By the numbers
• $1.1 billion: Real estate sales volume through June 30.
• 219: Real estate transactions in June 2017.
• 39 percent: Percentage of June sales in Eagle and Gypsum.
• 26: Sales of $5 million or more from Jan. 1 to June 30.
Source: Land Title Guarantee Co.
EAGLE COUNTY — One very large transaction — and a lot of more normal activity — has pushed the local real estate market to a place it hasn’t been in nearly a decade.
Thanks to the April sale of the Park Hyatt Beaver Creek — a $145 million deal — real estate sales for the first half of 2017 exceeded $1 billion. The last time the county’s sales volume exceeded $1 billion in the first half of the year was 2008.
That puts the local real estate market well on track to crack the $2 billion mark, another milestone that dates to the previous decade.
Besides that very large sale in April, sales of high-end residential property have also been strong this year. There were 26 sales of $5 million or more in the first six months of this year. There have been another 25 sales this year between $3 million and $5 million. The highest price seen in June was $12.6 million.
According to Mark Bergman, association director at the Vail Board of Realtors, sales at that end of the market can drive other transactions.
“A wealthy buyer who sees other affluent buyers (purchasing) in that range captures attention and bolsters confidence,” Bergman said.
While sales in the high end of the market drive up total sales numbers, the vast majority of sales in the valley are for $1 million or less. Of the 735 transactions in the first half of 2017, 531 were for $1 million or less, with 298 of those sales at $500,000 or less.
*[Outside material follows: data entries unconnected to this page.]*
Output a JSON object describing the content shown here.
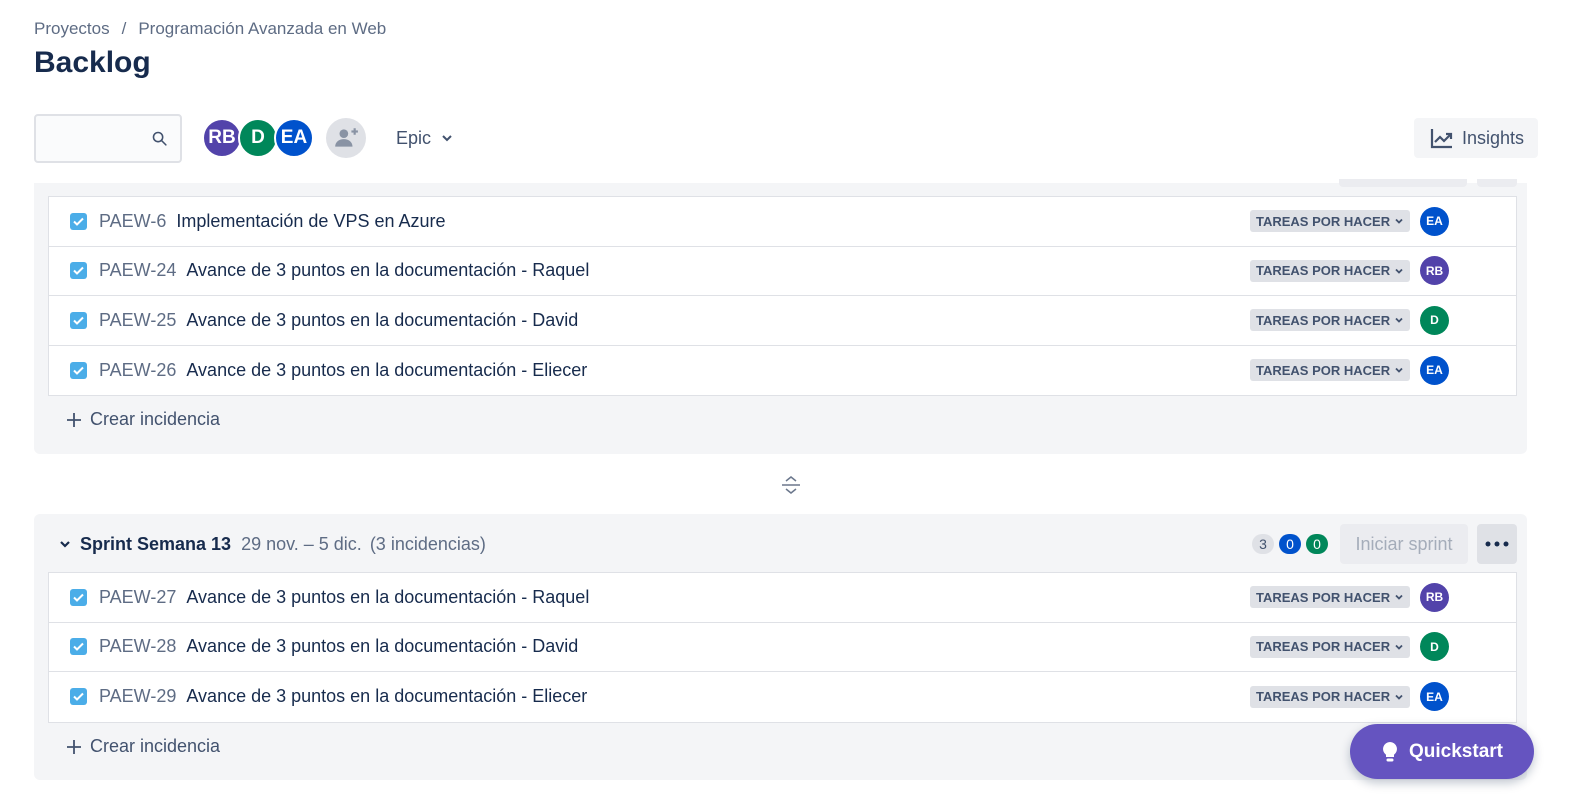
{
  "breadcrumb": {
    "projects": "Proyectos",
    "separator": "/",
    "project_name": "Programación Avanzada en Web"
  },
  "page_title": "Backlog",
  "toolbar": {
    "search_placeholder": "",
    "avatars": [
      {
        "initials": "RB",
        "color": "#5243aa"
      },
      {
        "initials": "D",
        "color": "#00875a"
      },
      {
        "initials": "EA",
        "color": "#0052cc"
      }
    ],
    "add_user_icon": "person-add-icon",
    "epic_label": "Epic",
    "insights_label": "Insights"
  },
  "sprint_a": {
    "issues": [
      {
        "key": "PAEW-6",
        "summary": "Implementación de VPS en Azure",
        "status": "TAREAS POR HACER",
        "assignee": "EA",
        "assignee_color": "#0052cc"
      },
      {
        "key": "PAEW-24",
        "summary": "Avance de 3 puntos en la documentación - Raquel",
        "status": "TAREAS POR HACER",
        "assignee": "RB",
        "assignee_color": "#5243aa"
      },
      {
        "key": "PAEW-25",
        "summary": "Avance de 3 puntos en la documentación - David",
        "status": "TAREAS POR HACER",
        "assignee": "D",
        "assignee_color": "#00875a"
      },
      {
        "key": "PAEW-26",
        "summary": "Avance de 3 puntos en la documentación - Eliecer",
        "status": "TAREAS POR HACER",
        "assignee": "EA",
        "assignee_color": "#0052cc"
      }
    ],
    "create_label": "Crear incidencia"
  },
  "sprint_b": {
    "name": "Sprint Semana 13",
    "dates": "29 nov. – 5 dic.",
    "count": "(3 incidencias)",
    "counters": {
      "todo": "3",
      "in_progress": "0",
      "done": "0"
    },
    "start_label": "Iniciar sprint",
    "issues": [
      {
        "key": "PAEW-27",
        "summary": "Avance de 3 puntos en la documentación - Raquel",
        "status": "TAREAS POR HACER",
        "assignee": "RB",
        "assignee_color": "#5243aa"
      },
      {
        "key": "PAEW-28",
        "summary": "Avance de 3 puntos en la documentación - David",
        "status": "TAREAS POR HACER",
        "assignee": "D",
        "assignee_color": "#00875a"
      },
      {
        "key": "PAEW-29",
        "summary": "Avance de 3 puntos en la documentación - Eliecer",
        "status": "TAREAS POR HACER",
        "assignee": "EA",
        "assignee_color": "#0052cc"
      }
    ],
    "create_label": "Crear incidencia"
  },
  "quickstart_label": "Quickstart",
  "colors": {
    "checkbox": "#4bade8",
    "counter_todo": "#dfe1e6",
    "counter_in_progress": "#0052cc",
    "counter_done": "#00875a",
    "quickstart": "#6554c0"
  }
}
“There’s really been no off-season in the market this year,” Slifer Smith & Frampton Real Estate Managing Broker John Pfeiffer said. “The boom has continued through April, May and June.”
April, when sales usually wane in the wake of the ski season, was “incredibly busy,” Pfeiffer said.
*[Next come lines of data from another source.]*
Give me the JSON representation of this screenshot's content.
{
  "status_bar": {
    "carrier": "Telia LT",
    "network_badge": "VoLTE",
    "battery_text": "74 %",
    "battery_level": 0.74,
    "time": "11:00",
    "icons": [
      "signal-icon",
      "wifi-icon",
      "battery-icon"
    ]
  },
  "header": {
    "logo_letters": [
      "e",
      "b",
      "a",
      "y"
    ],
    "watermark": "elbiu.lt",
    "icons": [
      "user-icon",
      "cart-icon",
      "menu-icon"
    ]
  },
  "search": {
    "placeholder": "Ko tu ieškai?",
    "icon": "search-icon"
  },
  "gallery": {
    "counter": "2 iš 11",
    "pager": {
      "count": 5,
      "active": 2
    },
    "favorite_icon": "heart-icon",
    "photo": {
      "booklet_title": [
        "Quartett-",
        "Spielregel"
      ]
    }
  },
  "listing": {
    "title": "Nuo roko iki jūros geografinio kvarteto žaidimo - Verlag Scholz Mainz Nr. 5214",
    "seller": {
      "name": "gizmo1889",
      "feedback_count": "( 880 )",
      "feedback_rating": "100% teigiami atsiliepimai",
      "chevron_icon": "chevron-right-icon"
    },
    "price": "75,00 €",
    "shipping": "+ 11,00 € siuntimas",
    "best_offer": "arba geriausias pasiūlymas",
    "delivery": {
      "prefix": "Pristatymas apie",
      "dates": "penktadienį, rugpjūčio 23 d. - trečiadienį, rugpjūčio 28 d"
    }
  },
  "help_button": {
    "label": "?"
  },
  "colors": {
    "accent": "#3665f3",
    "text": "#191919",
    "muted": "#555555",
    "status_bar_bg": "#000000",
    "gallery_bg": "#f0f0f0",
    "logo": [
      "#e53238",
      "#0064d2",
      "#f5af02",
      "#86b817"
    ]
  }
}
The biggest problem in the market is inventory, particularly for homes priced at $500,000 or less.
According to Vail Board of Realtors data, the average time on market for homes in that range — that is, between listing and having a unit under contract — is a matter of days.
Given the activity in the lower end of the market, it’s no surprise that the lower valley market is buzzing.
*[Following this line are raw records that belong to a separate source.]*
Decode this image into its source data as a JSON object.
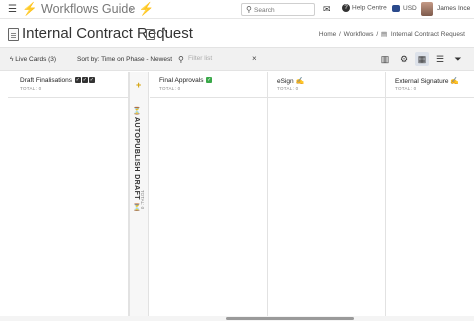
{
  "topbar": {
    "menu_icon": "hamburger-icon",
    "app_title": "⚡ Workflows Guide ⚡",
    "search_placeholder": "Search",
    "help_label": "Help Centre",
    "currency": "USD",
    "user_name": "James Ince"
  },
  "header": {
    "title": "Internal Contract Request",
    "breadcrumb": [
      "Home",
      "Workflows",
      "Internal Contract Request"
    ]
  },
  "toolbar": {
    "live_cards": "Live Cards (3)",
    "sort_by": "Sort by: Time on Phase - Newest",
    "filter_placeholder": "Filter list"
  },
  "board": {
    "columns": [
      {
        "title": "Draft Finalisations",
        "total": "TOTAL: 0"
      },
      {
        "title": "Final Approvals",
        "total": "TOTAL: 0"
      },
      {
        "title": "eSign",
        "total": "TOTAL: 0"
      },
      {
        "title": "External Signature",
        "total": "TOTAL: 0"
      }
    ],
    "collapsed": {
      "title": "⏳ AUTOPUBLISH DRAFT ⏳",
      "total": "TOTAL: 0"
    }
  },
  "colors": {
    "accent_bolt": "#f5b400",
    "check_green": "#3aa849",
    "plus_gold": "#d4a106"
  }
}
In June, 39 percent of all sales came from Eagle and Gypsum. For the year so far, about 31 percent of all sales have been in Eagle and Gypsum.
Units priced lower than $500,000 are also seeing mostly full-price offers. Bergman said units sold in that price range are seeing 96 percent of the asking prices.
The pace of sales has values rising. Pfeiffer said average sale prices in Eagle-Vail have increased about 10 percent from 12 months ago.
A sizzling local market raises some decade-old fears of a possible bubble developing, but Bergman said economists with the National Association of Realtors don’t believe a bubble is inflating.
“There’s a high amount of consumer confidence in the economy right now,” Bergman said.
Lending standards have changed from a decade ago, Pfeiffer said. That means more-qualified buyers are getting mortgage loans.
And, in the second-home market, buyers seem more set on enjoying their homes.
“We don’t hear the word ‘investment’ like we did (in 2007),” Pfeiffer said. “Buyers want to be here.”
And, while a 10 percent year-over-year value gain — that’s what Eagle-Vail has seen in the past year — is significant, it’s nothing like the 30 percent and more gains seen in the last real estate boom.
Eagle County’s proximity to Denver also seems to have helped the local market.
Land Title’s buyer abstract for the year so far shows about 15 percent of sales so far in 2017 have been to people from the Front Range.
“Denver’s economy seems far more balanced,” Pfeiffer said. “It’s a big, booming healthy city.”
That economic stability has affected buyer confidence, he added, with even local buyers willing to jump into an active market.
“They believe there’s a lot of room for growth,” he said.
Vail Daily Business Editor Scott Miller can be reached at 970-748-2930, email@example.com or @scottnmiller.
At approximately 1:11 a.m. on Monday, the Vail Police Department responded to a report of an American flag being burned on Bridge Street in Vail Village.